● **Your task**:
Report back every line below that carries the word "JSON".

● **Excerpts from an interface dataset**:
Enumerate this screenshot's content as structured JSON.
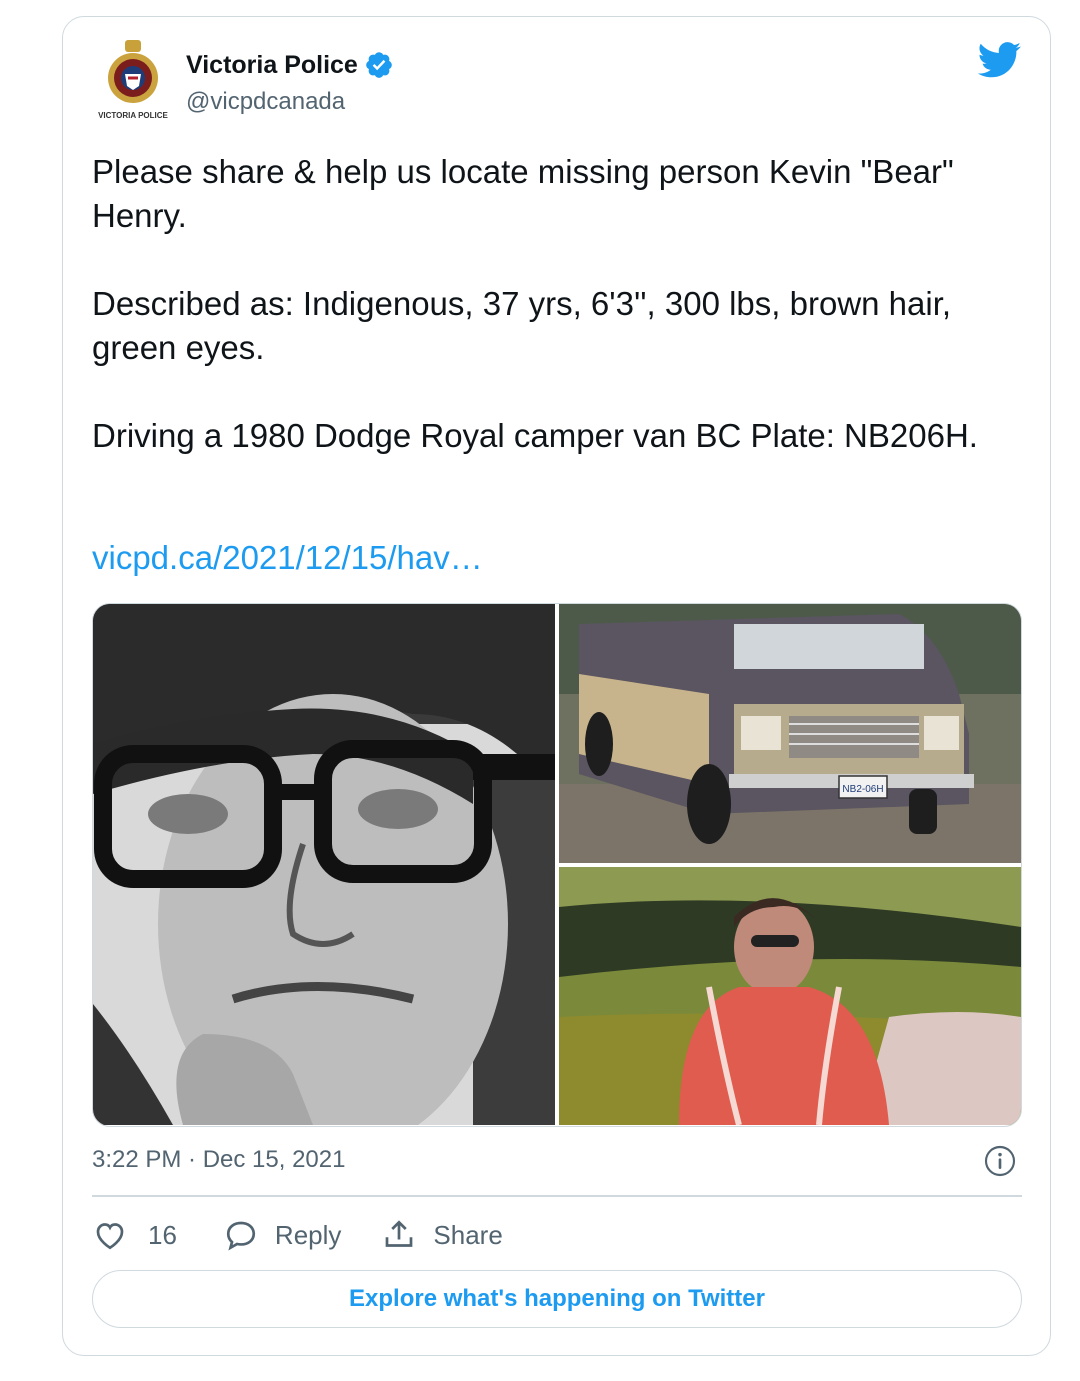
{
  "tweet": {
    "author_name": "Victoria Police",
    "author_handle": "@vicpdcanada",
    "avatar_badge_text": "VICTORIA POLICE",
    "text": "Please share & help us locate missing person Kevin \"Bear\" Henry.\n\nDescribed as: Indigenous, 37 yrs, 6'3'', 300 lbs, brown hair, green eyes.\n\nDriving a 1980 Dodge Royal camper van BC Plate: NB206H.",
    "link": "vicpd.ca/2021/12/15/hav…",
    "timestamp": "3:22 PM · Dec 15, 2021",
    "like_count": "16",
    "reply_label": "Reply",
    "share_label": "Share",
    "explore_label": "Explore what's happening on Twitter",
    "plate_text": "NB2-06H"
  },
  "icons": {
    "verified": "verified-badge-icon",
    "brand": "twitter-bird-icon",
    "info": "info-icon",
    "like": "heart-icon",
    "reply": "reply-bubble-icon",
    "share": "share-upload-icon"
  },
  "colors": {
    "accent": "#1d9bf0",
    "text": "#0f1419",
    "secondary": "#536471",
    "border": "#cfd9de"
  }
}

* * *

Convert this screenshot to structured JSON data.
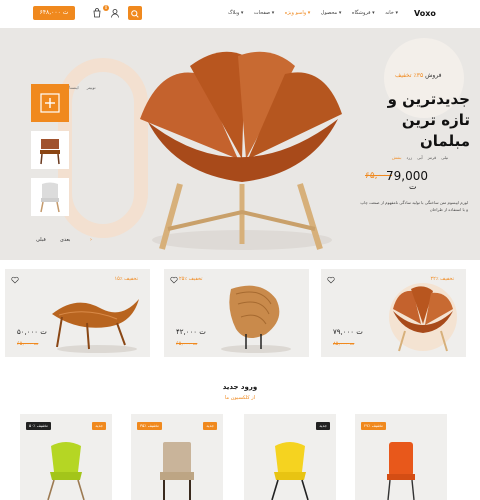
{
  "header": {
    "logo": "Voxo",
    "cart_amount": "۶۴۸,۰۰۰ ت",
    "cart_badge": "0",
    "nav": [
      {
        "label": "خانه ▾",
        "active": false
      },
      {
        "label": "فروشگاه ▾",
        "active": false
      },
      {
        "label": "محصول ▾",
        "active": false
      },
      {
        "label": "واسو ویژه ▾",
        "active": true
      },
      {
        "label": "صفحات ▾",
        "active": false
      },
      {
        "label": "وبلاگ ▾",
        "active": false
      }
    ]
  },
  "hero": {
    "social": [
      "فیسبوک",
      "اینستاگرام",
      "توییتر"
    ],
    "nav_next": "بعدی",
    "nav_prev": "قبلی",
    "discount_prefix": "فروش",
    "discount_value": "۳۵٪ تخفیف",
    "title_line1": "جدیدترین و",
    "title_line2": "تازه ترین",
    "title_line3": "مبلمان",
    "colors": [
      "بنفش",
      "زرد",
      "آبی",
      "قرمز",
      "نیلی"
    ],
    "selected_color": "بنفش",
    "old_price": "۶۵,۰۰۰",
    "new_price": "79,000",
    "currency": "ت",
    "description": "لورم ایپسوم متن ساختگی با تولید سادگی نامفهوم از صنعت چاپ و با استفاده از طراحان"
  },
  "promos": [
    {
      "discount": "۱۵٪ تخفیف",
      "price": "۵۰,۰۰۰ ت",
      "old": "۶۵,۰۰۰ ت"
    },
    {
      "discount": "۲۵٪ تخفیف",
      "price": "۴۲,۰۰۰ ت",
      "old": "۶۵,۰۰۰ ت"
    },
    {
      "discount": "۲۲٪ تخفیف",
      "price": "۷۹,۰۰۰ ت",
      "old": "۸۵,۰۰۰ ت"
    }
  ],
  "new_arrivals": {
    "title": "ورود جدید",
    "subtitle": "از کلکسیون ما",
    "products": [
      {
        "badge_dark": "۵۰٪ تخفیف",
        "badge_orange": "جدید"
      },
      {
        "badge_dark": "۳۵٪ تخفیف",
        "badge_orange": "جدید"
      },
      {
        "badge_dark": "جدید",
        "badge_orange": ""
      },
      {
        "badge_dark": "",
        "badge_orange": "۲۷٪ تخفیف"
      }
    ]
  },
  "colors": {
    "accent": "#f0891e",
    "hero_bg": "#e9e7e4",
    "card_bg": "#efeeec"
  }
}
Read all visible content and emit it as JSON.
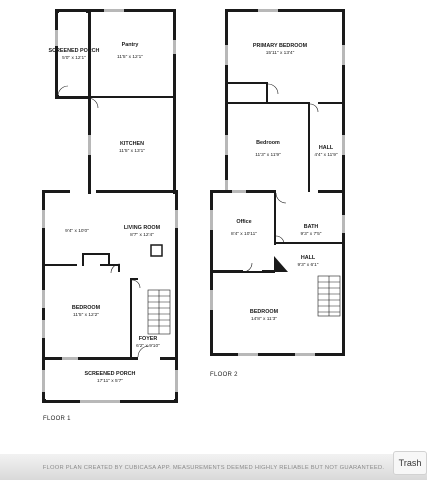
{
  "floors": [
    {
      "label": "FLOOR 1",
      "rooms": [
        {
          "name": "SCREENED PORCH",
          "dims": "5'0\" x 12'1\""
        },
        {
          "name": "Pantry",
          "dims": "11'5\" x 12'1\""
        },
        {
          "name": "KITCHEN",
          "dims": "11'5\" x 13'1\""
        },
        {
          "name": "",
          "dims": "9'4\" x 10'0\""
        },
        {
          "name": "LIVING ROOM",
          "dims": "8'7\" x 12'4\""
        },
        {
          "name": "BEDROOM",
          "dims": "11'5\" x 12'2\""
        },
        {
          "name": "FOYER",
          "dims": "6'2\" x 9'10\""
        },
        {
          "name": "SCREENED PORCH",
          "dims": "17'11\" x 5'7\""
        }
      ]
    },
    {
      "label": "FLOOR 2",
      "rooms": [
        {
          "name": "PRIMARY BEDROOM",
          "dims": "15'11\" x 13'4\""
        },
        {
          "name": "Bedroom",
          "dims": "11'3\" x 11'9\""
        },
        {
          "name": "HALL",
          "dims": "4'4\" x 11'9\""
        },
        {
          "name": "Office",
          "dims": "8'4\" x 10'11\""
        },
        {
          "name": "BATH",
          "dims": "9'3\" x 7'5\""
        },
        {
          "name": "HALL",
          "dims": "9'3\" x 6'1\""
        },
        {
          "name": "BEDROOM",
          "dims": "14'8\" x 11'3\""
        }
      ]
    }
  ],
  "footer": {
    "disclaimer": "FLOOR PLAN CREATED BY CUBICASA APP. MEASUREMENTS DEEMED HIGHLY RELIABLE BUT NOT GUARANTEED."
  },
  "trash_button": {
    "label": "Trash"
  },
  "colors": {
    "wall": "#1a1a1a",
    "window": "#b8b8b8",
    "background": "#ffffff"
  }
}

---

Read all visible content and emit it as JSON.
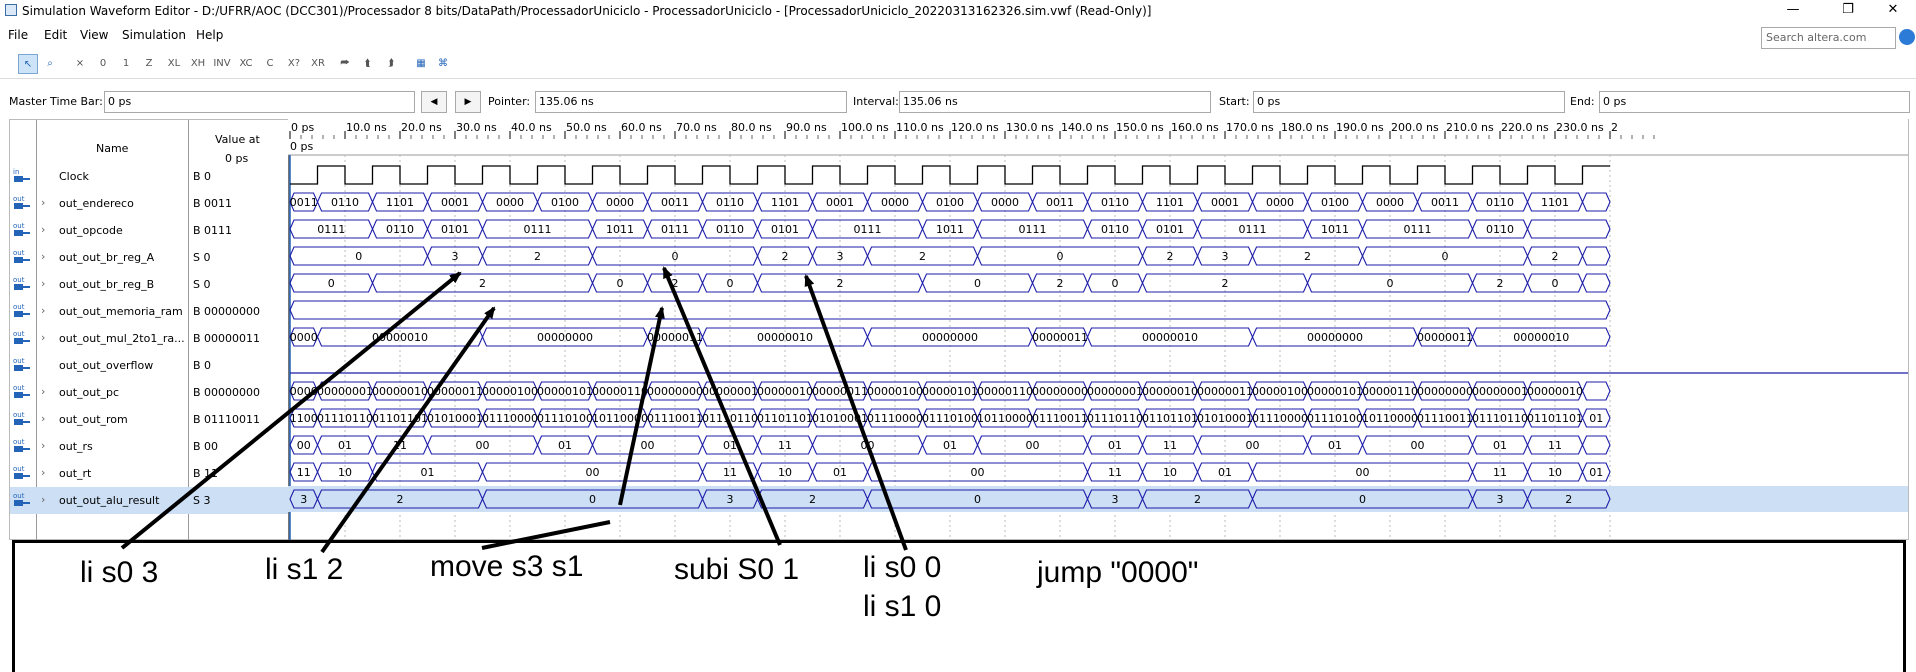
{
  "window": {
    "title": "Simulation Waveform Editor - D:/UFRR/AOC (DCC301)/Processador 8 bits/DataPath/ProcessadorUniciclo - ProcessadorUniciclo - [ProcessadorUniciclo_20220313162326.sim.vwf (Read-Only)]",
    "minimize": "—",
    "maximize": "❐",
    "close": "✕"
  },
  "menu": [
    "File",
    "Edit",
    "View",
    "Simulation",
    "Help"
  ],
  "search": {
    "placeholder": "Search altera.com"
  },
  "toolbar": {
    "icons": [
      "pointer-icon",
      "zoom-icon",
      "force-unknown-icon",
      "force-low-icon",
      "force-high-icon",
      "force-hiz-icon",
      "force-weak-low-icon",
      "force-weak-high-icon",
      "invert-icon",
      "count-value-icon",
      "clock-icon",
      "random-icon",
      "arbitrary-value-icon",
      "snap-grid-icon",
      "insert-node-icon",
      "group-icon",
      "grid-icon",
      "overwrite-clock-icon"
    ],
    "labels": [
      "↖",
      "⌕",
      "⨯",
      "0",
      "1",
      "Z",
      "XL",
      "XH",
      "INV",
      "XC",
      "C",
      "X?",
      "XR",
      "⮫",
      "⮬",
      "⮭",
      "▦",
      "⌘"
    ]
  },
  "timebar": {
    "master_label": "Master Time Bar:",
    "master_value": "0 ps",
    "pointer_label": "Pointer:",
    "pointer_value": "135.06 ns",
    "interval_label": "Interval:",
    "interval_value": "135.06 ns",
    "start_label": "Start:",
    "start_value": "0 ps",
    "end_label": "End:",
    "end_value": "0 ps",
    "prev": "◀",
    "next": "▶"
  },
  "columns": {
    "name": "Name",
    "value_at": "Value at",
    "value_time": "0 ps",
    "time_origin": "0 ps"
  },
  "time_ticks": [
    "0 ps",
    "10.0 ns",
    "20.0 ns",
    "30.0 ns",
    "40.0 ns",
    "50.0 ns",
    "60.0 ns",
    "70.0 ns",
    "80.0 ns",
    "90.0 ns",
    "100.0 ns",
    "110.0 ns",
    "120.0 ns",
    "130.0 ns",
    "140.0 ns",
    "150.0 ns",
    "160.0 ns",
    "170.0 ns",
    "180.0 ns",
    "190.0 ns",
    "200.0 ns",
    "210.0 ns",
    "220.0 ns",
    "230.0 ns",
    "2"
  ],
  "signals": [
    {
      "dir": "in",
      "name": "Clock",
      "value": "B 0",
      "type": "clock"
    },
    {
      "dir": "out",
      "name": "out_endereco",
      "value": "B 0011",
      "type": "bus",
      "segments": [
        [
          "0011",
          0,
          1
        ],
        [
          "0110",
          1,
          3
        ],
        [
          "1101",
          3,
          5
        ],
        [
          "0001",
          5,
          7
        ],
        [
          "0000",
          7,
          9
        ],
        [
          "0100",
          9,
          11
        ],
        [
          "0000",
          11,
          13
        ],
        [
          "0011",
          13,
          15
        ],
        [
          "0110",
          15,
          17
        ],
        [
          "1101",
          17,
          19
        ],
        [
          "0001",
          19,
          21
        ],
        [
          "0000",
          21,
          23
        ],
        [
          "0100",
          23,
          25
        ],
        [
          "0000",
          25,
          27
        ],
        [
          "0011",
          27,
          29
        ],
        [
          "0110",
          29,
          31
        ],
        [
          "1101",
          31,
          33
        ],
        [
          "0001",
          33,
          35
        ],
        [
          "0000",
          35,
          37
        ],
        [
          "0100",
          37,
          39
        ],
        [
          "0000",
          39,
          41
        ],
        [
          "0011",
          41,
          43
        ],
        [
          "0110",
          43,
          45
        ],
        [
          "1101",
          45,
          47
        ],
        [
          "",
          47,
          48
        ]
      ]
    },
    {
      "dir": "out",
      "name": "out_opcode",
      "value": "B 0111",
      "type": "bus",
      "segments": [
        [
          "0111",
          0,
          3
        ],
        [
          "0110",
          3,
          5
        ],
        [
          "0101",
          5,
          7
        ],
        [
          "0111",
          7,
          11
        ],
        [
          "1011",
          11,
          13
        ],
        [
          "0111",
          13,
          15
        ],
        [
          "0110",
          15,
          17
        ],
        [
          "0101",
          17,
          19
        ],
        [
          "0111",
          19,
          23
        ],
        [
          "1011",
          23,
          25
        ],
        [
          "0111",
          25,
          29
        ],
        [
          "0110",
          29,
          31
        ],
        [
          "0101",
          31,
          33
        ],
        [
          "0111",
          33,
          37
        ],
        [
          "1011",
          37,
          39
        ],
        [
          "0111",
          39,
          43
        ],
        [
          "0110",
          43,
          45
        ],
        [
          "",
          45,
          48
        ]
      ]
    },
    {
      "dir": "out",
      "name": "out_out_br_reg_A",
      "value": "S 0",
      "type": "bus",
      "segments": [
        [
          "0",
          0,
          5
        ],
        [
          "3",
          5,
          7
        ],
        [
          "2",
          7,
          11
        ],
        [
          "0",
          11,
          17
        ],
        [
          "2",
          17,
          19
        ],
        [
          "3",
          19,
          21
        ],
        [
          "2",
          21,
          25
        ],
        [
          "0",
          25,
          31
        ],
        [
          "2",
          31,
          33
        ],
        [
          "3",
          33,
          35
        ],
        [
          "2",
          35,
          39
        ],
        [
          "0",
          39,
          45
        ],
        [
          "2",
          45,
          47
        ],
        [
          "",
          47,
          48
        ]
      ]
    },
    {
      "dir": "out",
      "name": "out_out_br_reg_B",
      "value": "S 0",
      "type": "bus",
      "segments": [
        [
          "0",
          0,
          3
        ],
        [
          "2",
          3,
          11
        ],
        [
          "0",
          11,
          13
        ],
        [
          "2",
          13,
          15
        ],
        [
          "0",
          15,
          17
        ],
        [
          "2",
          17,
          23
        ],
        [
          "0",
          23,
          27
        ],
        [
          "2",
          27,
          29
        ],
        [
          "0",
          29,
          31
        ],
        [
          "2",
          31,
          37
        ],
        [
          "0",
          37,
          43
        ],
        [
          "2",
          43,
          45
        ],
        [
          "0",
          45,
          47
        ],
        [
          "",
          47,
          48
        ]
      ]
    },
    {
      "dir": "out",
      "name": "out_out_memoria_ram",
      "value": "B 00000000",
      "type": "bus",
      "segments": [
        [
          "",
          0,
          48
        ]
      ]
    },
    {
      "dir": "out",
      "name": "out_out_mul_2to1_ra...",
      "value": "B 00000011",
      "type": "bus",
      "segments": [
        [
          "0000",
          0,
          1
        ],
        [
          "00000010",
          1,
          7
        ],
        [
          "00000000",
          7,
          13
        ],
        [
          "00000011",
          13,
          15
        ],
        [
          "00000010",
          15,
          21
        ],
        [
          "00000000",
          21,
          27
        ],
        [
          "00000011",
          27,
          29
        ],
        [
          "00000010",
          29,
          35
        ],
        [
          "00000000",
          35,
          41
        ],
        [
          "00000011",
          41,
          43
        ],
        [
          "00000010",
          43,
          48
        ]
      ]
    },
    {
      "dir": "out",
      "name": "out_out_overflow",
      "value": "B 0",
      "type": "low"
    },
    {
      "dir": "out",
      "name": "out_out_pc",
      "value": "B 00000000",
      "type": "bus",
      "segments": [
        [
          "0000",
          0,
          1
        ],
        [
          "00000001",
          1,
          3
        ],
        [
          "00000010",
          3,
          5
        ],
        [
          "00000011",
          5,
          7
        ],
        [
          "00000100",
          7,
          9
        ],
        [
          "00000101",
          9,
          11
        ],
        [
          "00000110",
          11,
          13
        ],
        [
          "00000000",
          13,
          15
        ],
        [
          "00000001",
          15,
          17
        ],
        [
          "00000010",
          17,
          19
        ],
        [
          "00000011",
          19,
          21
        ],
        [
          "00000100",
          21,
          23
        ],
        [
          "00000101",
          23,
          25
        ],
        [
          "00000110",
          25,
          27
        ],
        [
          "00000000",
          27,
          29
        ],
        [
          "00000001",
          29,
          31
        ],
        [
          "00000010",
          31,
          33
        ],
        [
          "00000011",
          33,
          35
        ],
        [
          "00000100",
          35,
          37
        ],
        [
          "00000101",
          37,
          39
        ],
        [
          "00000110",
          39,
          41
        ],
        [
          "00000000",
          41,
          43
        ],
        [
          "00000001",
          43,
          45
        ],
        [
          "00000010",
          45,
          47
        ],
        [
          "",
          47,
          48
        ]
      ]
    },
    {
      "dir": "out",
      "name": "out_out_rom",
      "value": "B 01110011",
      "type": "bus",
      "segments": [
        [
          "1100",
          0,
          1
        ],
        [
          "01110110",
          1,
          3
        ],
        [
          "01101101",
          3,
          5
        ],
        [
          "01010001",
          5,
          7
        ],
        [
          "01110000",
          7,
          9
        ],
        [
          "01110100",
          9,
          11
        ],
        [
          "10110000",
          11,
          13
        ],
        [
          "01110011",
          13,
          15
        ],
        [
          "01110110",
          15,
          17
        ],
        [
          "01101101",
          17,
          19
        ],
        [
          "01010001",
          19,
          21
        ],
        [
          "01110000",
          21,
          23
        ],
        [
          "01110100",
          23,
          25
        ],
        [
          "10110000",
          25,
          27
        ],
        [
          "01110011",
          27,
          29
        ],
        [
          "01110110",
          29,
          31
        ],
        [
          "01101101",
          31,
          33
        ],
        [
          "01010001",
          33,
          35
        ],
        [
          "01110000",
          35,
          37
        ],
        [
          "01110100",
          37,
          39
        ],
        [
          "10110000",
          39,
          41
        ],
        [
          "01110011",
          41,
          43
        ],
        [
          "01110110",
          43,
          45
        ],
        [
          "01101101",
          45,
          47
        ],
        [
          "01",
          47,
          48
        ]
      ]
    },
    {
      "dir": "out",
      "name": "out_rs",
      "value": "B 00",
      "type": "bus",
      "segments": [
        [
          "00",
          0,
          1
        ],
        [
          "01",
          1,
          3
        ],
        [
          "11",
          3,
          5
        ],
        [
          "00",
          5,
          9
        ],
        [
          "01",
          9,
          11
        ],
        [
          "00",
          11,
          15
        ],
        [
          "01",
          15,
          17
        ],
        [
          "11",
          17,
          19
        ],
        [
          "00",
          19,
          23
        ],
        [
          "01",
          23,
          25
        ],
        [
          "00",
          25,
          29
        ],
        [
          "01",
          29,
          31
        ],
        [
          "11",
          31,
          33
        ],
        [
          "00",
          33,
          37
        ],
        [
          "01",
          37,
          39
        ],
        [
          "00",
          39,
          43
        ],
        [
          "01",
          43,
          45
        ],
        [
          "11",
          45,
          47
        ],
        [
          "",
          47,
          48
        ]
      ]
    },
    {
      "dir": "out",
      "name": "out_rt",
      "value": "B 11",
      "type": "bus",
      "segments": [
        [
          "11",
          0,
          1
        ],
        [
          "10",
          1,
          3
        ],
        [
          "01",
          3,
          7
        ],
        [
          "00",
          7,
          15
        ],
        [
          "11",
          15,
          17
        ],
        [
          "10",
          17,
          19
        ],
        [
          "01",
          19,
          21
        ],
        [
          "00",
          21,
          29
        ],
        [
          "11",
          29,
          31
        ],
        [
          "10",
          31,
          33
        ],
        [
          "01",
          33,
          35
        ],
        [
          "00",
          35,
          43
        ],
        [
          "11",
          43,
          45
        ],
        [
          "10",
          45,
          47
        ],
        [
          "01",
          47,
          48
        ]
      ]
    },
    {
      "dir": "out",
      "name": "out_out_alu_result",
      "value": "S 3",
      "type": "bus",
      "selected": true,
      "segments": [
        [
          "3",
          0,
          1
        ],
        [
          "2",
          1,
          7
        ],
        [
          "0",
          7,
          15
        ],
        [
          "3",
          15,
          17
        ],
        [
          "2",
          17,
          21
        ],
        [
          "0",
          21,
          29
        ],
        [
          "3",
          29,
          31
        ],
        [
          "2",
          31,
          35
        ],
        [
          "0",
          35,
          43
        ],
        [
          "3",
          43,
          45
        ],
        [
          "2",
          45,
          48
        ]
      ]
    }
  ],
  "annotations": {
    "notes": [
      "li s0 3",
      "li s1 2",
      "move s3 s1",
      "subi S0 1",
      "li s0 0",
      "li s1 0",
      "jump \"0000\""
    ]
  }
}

● **Result**:
Enumerate this screenshot's content as structured JSON.
Convert this screenshot to structured JSON data.
Read all visible content and emit it as JSON.
Read all visible content and emit it as JSON.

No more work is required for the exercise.